═════ Provided records ═════

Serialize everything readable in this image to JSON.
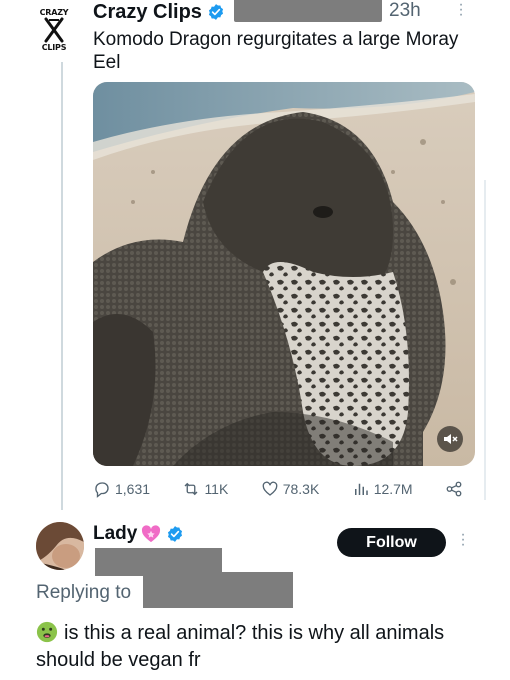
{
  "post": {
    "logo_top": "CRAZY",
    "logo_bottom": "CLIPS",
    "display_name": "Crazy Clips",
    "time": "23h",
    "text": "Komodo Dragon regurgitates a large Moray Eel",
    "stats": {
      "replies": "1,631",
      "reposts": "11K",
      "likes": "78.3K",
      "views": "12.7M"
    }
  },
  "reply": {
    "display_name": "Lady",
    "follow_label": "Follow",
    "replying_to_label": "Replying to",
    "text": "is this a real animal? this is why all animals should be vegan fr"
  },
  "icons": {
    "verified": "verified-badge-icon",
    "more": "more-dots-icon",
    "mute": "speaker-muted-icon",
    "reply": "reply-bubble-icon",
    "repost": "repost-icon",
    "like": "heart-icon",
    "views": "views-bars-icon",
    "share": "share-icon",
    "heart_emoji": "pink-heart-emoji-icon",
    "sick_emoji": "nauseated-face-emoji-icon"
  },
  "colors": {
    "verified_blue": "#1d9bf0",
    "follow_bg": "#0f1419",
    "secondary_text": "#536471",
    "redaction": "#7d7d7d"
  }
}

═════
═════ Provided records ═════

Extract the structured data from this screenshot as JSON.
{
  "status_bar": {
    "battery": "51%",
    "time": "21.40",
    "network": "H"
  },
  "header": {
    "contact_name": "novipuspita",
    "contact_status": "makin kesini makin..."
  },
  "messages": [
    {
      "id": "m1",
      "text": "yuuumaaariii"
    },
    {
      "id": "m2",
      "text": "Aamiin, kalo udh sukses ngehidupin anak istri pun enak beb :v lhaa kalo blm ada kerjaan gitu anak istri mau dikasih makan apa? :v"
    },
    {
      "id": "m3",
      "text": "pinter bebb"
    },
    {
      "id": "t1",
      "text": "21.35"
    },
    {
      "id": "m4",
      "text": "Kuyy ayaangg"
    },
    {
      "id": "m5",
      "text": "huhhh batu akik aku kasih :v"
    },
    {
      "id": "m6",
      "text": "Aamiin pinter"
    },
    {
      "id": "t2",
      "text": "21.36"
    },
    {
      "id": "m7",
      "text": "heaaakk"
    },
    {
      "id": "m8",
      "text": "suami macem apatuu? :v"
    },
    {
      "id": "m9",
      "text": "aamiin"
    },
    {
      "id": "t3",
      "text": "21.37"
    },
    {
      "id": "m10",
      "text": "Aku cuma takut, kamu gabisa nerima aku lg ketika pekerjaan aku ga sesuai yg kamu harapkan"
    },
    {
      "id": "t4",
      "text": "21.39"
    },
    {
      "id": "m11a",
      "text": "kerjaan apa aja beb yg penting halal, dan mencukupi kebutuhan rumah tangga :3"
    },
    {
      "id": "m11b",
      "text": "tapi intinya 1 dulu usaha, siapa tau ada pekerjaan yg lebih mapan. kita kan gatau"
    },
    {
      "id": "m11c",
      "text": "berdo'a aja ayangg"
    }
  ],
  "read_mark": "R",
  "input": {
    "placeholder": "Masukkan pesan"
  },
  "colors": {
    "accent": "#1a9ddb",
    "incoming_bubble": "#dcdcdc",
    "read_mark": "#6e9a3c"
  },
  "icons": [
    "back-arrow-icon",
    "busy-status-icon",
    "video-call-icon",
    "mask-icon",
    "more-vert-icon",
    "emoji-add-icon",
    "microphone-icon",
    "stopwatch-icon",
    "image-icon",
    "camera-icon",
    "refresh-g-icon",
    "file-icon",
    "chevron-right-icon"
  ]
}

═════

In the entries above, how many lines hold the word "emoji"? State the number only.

* **Output**
3